To coincide with Sydney’s Head On Photo Festival, this week I’ve interviewed artist (and Sydney Morning Herald photographer) Tamara Dean who is currently exhibiting her show ‘Only Human‘ at Tim Olsen Gallery in Sydney:
“I am [also] interested in the relationship between humans and nature, or more specifically the Australian bush. How we interact and engage with the natural world and with each other…”
If you’re into social media you’re probably already heard about the new platform called ‘Pinterest’. ‘Pinterest lets you organize and share all the beautiful things you find on the web’. But there’s a proviso …and it’s called copyright.
Read my article about Pinterest, art, artists and copyright (and Italian Vanity Fair!) at The Art Life.

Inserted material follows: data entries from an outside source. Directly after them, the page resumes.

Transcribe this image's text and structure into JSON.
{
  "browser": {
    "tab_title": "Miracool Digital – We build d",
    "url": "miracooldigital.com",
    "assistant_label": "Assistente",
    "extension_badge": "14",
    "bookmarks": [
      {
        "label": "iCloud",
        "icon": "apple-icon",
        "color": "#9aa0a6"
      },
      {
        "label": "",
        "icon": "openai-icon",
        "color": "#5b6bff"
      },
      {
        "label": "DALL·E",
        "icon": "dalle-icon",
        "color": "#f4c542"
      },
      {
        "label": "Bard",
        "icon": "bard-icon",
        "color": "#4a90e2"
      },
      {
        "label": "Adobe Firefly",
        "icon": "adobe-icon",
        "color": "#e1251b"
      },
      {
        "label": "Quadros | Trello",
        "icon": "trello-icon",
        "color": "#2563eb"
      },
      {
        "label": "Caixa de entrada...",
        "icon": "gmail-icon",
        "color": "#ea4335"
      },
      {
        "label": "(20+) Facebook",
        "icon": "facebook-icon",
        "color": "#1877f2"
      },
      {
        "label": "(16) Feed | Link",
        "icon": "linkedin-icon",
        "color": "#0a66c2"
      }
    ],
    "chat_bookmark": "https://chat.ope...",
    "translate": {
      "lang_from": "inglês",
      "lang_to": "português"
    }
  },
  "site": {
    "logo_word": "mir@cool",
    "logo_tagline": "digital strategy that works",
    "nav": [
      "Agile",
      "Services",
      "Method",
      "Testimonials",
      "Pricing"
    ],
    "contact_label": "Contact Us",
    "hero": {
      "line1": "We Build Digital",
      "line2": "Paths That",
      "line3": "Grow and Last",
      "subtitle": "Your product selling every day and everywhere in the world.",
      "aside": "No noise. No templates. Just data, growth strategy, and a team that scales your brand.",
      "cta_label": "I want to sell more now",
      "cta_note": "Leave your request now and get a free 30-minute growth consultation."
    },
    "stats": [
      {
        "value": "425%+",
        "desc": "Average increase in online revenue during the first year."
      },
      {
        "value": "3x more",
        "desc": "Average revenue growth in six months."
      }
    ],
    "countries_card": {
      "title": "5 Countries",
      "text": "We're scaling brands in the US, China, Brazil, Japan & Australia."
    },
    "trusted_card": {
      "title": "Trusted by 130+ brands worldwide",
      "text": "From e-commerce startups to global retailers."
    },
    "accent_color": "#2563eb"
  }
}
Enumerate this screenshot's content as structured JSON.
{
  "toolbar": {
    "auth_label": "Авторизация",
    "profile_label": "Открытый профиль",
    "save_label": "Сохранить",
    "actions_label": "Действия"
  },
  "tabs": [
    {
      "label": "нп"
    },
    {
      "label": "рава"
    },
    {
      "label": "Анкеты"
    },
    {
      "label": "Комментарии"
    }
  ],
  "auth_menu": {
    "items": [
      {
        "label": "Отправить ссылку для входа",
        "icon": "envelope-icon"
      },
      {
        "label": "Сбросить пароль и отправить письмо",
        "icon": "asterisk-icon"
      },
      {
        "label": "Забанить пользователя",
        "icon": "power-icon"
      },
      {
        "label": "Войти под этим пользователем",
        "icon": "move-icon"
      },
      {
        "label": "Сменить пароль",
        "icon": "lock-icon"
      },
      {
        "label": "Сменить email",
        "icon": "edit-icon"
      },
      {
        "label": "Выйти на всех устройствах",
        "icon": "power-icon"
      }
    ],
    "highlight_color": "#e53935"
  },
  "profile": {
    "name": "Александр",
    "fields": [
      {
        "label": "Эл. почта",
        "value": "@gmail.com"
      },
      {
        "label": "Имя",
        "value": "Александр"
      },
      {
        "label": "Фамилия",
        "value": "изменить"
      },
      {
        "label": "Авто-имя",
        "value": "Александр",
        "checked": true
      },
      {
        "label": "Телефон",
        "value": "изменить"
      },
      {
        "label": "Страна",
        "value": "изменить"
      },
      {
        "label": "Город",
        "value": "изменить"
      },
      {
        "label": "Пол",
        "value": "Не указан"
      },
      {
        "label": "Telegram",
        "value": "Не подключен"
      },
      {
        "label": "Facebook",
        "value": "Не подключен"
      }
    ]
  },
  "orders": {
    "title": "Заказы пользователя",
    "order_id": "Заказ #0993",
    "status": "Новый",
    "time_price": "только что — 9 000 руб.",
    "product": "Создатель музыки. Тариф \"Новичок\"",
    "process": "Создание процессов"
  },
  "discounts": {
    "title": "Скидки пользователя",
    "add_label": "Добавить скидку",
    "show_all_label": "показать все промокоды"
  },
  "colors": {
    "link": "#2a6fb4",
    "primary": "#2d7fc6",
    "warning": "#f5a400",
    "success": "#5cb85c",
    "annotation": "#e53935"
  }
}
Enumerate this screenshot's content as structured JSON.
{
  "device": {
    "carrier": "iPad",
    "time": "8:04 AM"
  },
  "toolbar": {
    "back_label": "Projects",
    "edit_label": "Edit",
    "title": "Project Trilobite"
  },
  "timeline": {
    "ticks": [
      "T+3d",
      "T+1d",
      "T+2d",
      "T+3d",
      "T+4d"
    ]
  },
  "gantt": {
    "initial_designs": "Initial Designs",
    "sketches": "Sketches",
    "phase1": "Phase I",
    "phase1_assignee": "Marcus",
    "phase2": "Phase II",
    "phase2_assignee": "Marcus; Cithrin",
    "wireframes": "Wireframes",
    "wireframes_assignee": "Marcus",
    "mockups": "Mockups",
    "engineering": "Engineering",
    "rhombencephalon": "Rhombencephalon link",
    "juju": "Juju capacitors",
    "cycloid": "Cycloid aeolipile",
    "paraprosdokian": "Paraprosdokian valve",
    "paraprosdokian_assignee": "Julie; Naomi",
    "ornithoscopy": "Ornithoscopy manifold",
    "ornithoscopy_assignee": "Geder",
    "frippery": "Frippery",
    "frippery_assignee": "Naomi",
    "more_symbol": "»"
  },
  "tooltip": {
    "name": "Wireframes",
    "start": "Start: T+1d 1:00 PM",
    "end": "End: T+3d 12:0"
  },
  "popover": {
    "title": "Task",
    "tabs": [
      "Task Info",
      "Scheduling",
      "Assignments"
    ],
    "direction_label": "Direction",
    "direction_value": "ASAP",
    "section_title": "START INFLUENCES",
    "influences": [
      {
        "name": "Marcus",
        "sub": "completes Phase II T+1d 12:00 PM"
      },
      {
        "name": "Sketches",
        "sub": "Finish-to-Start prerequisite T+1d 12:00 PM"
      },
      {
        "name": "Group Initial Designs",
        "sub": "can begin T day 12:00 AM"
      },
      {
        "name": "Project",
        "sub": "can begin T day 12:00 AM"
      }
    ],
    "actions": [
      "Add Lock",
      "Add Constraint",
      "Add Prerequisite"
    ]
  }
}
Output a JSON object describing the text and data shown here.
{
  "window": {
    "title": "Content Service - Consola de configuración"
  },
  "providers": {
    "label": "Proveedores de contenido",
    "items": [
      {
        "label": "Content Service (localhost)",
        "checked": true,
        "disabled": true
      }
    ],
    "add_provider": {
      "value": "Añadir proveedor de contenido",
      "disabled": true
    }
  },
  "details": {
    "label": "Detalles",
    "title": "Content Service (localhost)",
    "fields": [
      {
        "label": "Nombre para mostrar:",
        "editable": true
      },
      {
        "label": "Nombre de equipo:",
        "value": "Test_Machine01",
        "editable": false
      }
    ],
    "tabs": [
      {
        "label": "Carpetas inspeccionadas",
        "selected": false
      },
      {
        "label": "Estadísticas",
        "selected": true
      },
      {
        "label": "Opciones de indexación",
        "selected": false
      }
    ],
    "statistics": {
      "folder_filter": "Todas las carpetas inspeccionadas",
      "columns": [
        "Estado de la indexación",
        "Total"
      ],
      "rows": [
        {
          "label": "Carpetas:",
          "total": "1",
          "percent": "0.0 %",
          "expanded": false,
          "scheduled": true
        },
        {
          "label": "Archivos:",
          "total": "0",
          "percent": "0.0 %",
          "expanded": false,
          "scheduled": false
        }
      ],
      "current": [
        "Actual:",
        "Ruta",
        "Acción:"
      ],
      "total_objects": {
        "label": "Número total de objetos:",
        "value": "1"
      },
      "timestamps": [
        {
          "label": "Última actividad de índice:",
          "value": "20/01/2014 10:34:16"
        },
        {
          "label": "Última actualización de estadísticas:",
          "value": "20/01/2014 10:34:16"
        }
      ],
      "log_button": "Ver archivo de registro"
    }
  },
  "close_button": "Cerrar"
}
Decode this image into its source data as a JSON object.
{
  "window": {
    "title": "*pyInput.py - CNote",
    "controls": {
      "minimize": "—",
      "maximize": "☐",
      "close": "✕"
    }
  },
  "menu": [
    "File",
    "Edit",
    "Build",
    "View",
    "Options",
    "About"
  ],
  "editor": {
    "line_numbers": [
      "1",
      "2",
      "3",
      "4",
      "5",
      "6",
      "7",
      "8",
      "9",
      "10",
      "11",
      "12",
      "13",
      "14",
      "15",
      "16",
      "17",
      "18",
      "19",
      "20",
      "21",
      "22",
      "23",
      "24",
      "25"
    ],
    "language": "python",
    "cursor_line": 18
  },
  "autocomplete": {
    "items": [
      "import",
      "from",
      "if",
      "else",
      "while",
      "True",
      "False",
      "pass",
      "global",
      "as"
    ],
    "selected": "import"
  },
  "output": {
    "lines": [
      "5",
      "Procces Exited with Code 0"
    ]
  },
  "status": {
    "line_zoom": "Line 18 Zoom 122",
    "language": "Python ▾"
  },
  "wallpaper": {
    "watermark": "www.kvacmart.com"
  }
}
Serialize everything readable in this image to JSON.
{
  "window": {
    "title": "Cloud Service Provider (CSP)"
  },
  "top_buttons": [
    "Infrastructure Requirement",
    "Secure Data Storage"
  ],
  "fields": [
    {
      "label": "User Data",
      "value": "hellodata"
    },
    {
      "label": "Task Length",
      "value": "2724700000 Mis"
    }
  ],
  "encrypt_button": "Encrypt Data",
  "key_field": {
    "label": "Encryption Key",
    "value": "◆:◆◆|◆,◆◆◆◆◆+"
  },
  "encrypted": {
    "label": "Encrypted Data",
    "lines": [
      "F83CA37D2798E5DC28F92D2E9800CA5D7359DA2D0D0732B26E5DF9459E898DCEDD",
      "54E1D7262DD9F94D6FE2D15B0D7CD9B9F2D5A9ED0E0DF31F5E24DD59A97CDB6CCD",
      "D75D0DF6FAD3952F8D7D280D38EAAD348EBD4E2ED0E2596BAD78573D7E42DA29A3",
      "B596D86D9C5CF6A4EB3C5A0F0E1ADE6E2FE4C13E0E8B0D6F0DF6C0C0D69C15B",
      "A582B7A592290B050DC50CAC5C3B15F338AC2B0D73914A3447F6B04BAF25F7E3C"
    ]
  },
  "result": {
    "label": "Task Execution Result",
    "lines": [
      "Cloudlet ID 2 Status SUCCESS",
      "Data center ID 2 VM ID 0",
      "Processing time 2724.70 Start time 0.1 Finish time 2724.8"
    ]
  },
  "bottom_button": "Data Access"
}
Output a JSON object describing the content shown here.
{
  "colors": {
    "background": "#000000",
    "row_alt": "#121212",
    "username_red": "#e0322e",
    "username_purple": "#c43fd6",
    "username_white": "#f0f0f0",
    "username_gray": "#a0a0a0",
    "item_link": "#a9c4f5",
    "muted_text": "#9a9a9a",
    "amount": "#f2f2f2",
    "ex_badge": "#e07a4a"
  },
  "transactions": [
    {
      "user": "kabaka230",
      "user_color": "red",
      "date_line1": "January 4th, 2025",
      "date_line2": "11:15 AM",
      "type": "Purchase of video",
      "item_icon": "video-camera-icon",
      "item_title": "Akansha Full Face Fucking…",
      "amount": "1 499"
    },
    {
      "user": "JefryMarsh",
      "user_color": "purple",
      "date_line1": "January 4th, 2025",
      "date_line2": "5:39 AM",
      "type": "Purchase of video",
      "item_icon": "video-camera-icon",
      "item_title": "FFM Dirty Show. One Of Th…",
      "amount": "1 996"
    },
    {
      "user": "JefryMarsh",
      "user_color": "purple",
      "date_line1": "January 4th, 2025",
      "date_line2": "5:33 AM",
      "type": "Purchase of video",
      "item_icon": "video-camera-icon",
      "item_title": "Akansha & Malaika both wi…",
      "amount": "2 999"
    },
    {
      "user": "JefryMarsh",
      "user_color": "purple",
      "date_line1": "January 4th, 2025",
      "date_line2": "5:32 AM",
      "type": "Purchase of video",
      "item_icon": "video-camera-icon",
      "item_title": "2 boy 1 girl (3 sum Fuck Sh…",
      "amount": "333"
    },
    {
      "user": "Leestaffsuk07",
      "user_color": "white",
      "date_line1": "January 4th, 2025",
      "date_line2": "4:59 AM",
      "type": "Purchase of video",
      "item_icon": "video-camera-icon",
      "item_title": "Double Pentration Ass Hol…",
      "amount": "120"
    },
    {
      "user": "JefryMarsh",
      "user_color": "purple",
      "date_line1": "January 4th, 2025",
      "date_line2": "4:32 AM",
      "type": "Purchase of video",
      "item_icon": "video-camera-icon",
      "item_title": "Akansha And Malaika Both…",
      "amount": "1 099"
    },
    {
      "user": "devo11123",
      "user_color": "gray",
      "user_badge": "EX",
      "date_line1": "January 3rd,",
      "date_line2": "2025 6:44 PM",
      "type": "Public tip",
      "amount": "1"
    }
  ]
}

Kathryn Brimblecombe-Fox launches her new book ‘For Everyone: Words & Paintings’ at FireWorks Gallery in Brisbane this Thursday 23 February. An exhibition of 30 original paintings from the book will also be on show at the Gallery. ‘Asleep’, one of the images from the book, together with the accompanying prose appears below.
Last week in Hobart we caught the opening night of Natalie Puantulura’s first solo show entitled Puwangari (‘Lots of Dots’) at Art Mob – Aboriginal Fine Art .
Natalie was taught to paint by her grandfather, Declan Apuatimi (Senior) the late husband of renowned Tiwi artist Jean Baptiste. As Jean’s grandaughter, Natalie was also taught about Tiwi culture and painting by her grandmother.
Natalie painted with Tiwi Design art centre up until 2004, after which she and her partner, Edward Malati Yunupingu, moved to Pirlangimpi and began working with Munupi Arts and Crafts.
Natalie’s paintings tell the ‘Pwoja Story’:
“During ceremony on the Tiwi Islands a series of ‘yoi’ (dances), are performed; some are totemic (inherited from the person’s Mother) and some serve to act out the narrative of newly composed songs. Participants in these ceremonies are painted with turtiyanginari (the different natural ochre colours) in varying designs, transforming the dancers and, in some cases, providing protection.”
The word ‘Jilamara’ is the Tiwi term for the natural ochre design applied to the body face of participants during important ceremonies.
Now showing at Retrospect Galleries Broadbeach (Queensland) until 25 January 2012 is ‘The Magic of Racing’ exhibition.
Queensland artist Kathy Mackey is exhibiting her photograph ‘Equine Collection 2‘.
The artist says:
“The sport of horse racing has had a long tradition of celebration by nobility. A gentleman was noted for his possessions that included racehorse and personalised dinner ware that marked wealth and status in the community. Racing carnivals historically and in the present also represent the opportunity for people to gather in social groups and celebrate , not only the sport itself ,but the social expectations real or imagined that accompany it.”